First, the people of Bangladesh recognize the impacts of climate change and are responding to them. As Table 1 below shows, the impacts are more multi-dimensional than just increased river erosion. More instances of extreme weather events due to climate change mean that both flooding and summer droughts have increased alongside increased river erosion. Indeed, these extremes are amplifying the erosion processes.
Second, climate change is slowly and inexorably increasing the vulnerability of poorer households and forcing them to adapt. Alam et al. (2017) note that all households reported loss of land and income from agriculture due to the loss of land, crops, and yield. Smallholder farmers and landless households reported a significant reduction in their ability to save and access both formal and informal credit. Alam et al. (2017) also identified 15 adaptation strategies based on affected people’s long-term knowledge and perceptions of climate change (see Table 2). They note two types of adaptation—individual-level based on people’s own experience and knowledge and planned adaptation supported by the government and NGOs.
“The study revealed that despite the difficulties of riverbank erosion and other climate change issues, all of the resource-poor households were attempting to sustain and to improve their livelihood through a range of adaptation strategies” Alam et al., (2017).
Perhaps unsurprisingly, the adaptation strategies vary according to the affluence or farm size of the respondents.

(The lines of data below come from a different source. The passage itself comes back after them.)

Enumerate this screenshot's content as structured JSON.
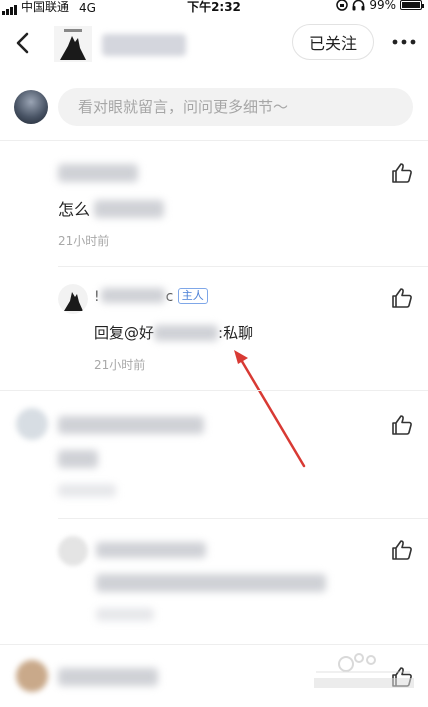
{
  "status_bar": {
    "carrier": "中国联通",
    "network": "4G",
    "time": "下午2:32",
    "battery": "99%",
    "battery_level": 0.99
  },
  "header": {
    "back_icon": "chevron-left-icon",
    "follow_label": "已关注",
    "more_icon": "more-dots-icon"
  },
  "comment_box": {
    "placeholder": "看对眼就留言，问问更多细节～"
  },
  "comments": [
    {
      "text_prefix": "怎么",
      "time": "21小时前",
      "like_icon": "thumbs-up-icon"
    }
  ],
  "reply": {
    "name_prefix": "!",
    "name_suffix": "c",
    "host_badge": "主人",
    "text_prefix": "回复@好",
    "text_suffix": ":私聊",
    "time": "21小时前",
    "like_icon": "thumbs-up-icon"
  },
  "colors": {
    "annotation_arrow": "#d83a34",
    "host_badge": "#4a7fd6",
    "timestamp": "#a8a8a8"
  }
}
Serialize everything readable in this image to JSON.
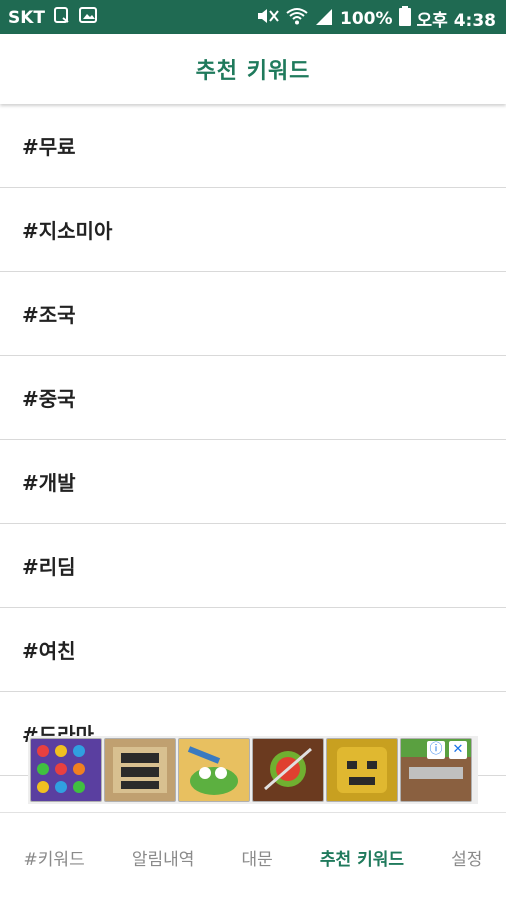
{
  "status_bar": {
    "carrier": "SKT",
    "battery": "100%",
    "time": "오후 4:38"
  },
  "header": {
    "title": "추천 키워드"
  },
  "keywords": [
    {
      "label": "#무료"
    },
    {
      "label": "#지소미아"
    },
    {
      "label": "#조국"
    },
    {
      "label": "#중국"
    },
    {
      "label": "#개발"
    },
    {
      "label": "#리딤"
    },
    {
      "label": "#여친"
    },
    {
      "label": "#드라마"
    }
  ],
  "ad": {
    "thumbs": [
      {
        "icon": "candy-game-icon",
        "color": "#5a3fa0"
      },
      {
        "icon": "gta-game-icon",
        "color": "#c0a070"
      },
      {
        "icon": "crocodile-game-icon",
        "color": "#e8c060"
      },
      {
        "icon": "fruit-ninja-icon",
        "color": "#6b3a1f"
      },
      {
        "icon": "temple-run-icon",
        "color": "#c8a020"
      },
      {
        "icon": "minecraft-icon",
        "color": "#7a5a3a"
      }
    ]
  },
  "bottom_nav": {
    "items": [
      {
        "label": "#키워드",
        "active": false
      },
      {
        "label": "알림내역",
        "active": false
      },
      {
        "label": "대문",
        "active": false
      },
      {
        "label": "추천 키워드",
        "active": true
      },
      {
        "label": "설정",
        "active": false
      }
    ]
  },
  "colors": {
    "status_bg": "#1f6a52",
    "accent": "#1f7a5c"
  }
}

Almost all farmers had changed both the crops and varieties of rice they plant and the times they plant them to try to manage the changing weather patterns. Many small and landless farmers have diversified into livestock and poultry rearing, often under the guidance of the government or NGOs. And more than half of these poorer households have members who have migrated to cities to earn additional income.
River erosion and the delta dynamics also create new chars, and thus opportunities to live on and farm the rich soil of these sandbars. However, the more affluent households in the area often seize the most viable and least marginal of these opportunities.
Bryant and Bailey (1997: 28–29) write that political ecologists generally accept the idea that the “costs and benefits associated with environmental change are for the most part distributed among actors unequally,” which serves to reinforce, or at times reduce, existing social and economic inequity. Building on this observation, Benjamin K Sovacool, (2017) highlights how elites can encroach upon and enclose the emergent chars to capture and farm them to the exclusion of poorer and thus weaker people. The impacts of climate change amplify poverty.
My brother-in-law’s family migrated to Dhaka and rebuilt relatively comfortable lives in the capital. The Padma River had created another char a few miles from where Madbor Char once stood. More affluent and influential families in the area soon enclosed and occupied the new char, to the exclusion of the poorer ones. Yet many of the vulnerable families from Madbor Char were left landless, destitute, and struggling to rebuild their lives from those fateful months in 1993.